WHAT TO DO: Though the entries hold pictures, only their text should be duplicated, exactly and in full.

DATA UNDER STUDY:
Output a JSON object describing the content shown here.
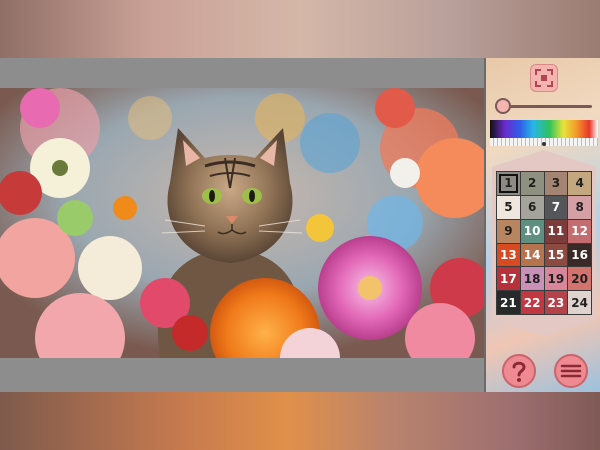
{
  "colors": {
    "stage_bg": "#8d8d8d",
    "accent_button": "#f08a92"
  },
  "icons": {
    "expand": "expand-icon",
    "help": "help-icon",
    "menu": "menu-icon"
  },
  "brush_size_slider": {
    "value": 0.0
  },
  "spectrum_marker": {
    "value": 0.5
  },
  "palette": {
    "selected": "1",
    "swatches": [
      {
        "number": "1",
        "color": "#8d8a83",
        "dark": false
      },
      {
        "number": "2",
        "color": "#8f9180",
        "dark": false
      },
      {
        "number": "3",
        "color": "#a48472",
        "dark": false
      },
      {
        "number": "4",
        "color": "#c2a77f",
        "dark": false
      },
      {
        "number": "5",
        "color": "#efe6de",
        "dark": false
      },
      {
        "number": "6",
        "color": "#a5a49a",
        "dark": false
      },
      {
        "number": "7",
        "color": "#53575a",
        "dark": true
      },
      {
        "number": "8",
        "color": "#d4a0a6",
        "dark": false
      },
      {
        "number": "9",
        "color": "#b7855f",
        "dark": false
      },
      {
        "number": "10",
        "color": "#5e8f80",
        "dark": true
      },
      {
        "number": "11",
        "color": "#7b3c3b",
        "dark": true
      },
      {
        "number": "12",
        "color": "#c46d70",
        "dark": true
      },
      {
        "number": "13",
        "color": "#d74a22",
        "dark": true
      },
      {
        "number": "14",
        "color": "#b5734e",
        "dark": true
      },
      {
        "number": "15",
        "color": "#8c4a40",
        "dark": true
      },
      {
        "number": "16",
        "color": "#3a2a27",
        "dark": true
      },
      {
        "number": "17",
        "color": "#b5323a",
        "dark": true
      },
      {
        "number": "18",
        "color": "#c991b8",
        "dark": false
      },
      {
        "number": "19",
        "color": "#d9869b",
        "dark": false
      },
      {
        "number": "20",
        "color": "#d2736e",
        "dark": false
      },
      {
        "number": "21",
        "color": "#27292a",
        "dark": true
      },
      {
        "number": "22",
        "color": "#c23842",
        "dark": true
      },
      {
        "number": "23",
        "color": "#b3424a",
        "dark": true
      },
      {
        "number": "24",
        "color": "#dfd3cf",
        "dark": false
      }
    ]
  }
}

EXERCISE OUTPUT:
Output a JSON object describing the content shown here.
{
  "colors": {
    "stage_bg": "#8d8d8d",
    "accent_button": "#f08a92"
  },
  "icons": {
    "expand": "expand-icon",
    "help": "help-icon",
    "menu": "menu-icon"
  },
  "brush_size_slider": {
    "value": 0.0
  },
  "spectrum_marker": {
    "value": 0.5
  },
  "palette": {
    "selected": "1",
    "swatches": [
      {
        "number": "1",
        "color": "#8d8a83",
        "dark": false
      },
      {
        "number": "2",
        "color": "#8f9180",
        "dark": false
      },
      {
        "number": "3",
        "color": "#a48472",
        "dark": false
      },
      {
        "number": "4",
        "color": "#c2a77f",
        "dark": false
      },
      {
        "number": "5",
        "color": "#efe6de",
        "dark": false
      },
      {
        "number": "6",
        "color": "#a5a49a",
        "dark": false
      },
      {
        "number": "7",
        "color": "#53575a",
        "dark": true
      },
      {
        "number": "8",
        "color": "#d4a0a6",
        "dark": false
      },
      {
        "number": "9",
        "color": "#b7855f",
        "dark": false
      },
      {
        "number": "10",
        "color": "#5e8f80",
        "dark": true
      },
      {
        "number": "11",
        "color": "#7b3c3b",
        "dark": true
      },
      {
        "number": "12",
        "color": "#c46d70",
        "dark": true
      },
      {
        "number": "13",
        "color": "#d74a22",
        "dark": true
      },
      {
        "number": "14",
        "color": "#b5734e",
        "dark": true
      },
      {
        "number": "15",
        "color": "#8c4a40",
        "dark": true
      },
      {
        "number": "16",
        "color": "#3a2a27",
        "dark": true
      },
      {
        "number": "17",
        "color": "#b5323a",
        "dark": true
      },
      {
        "number": "18",
        "color": "#c991b8",
        "dark": false
      },
      {
        "number": "19",
        "color": "#d9869b",
        "dark": false
      },
      {
        "number": "20",
        "color": "#d2736e",
        "dark": false
      },
      {
        "number": "21",
        "color": "#27292a",
        "dark": true
      },
      {
        "number": "22",
        "color": "#c23842",
        "dark": true
      },
      {
        "number": "23",
        "color": "#b3424a",
        "dark": true
      },
      {
        "number": "24",
        "color": "#dfd3cf",
        "dark": false
      }
    ]
  }
}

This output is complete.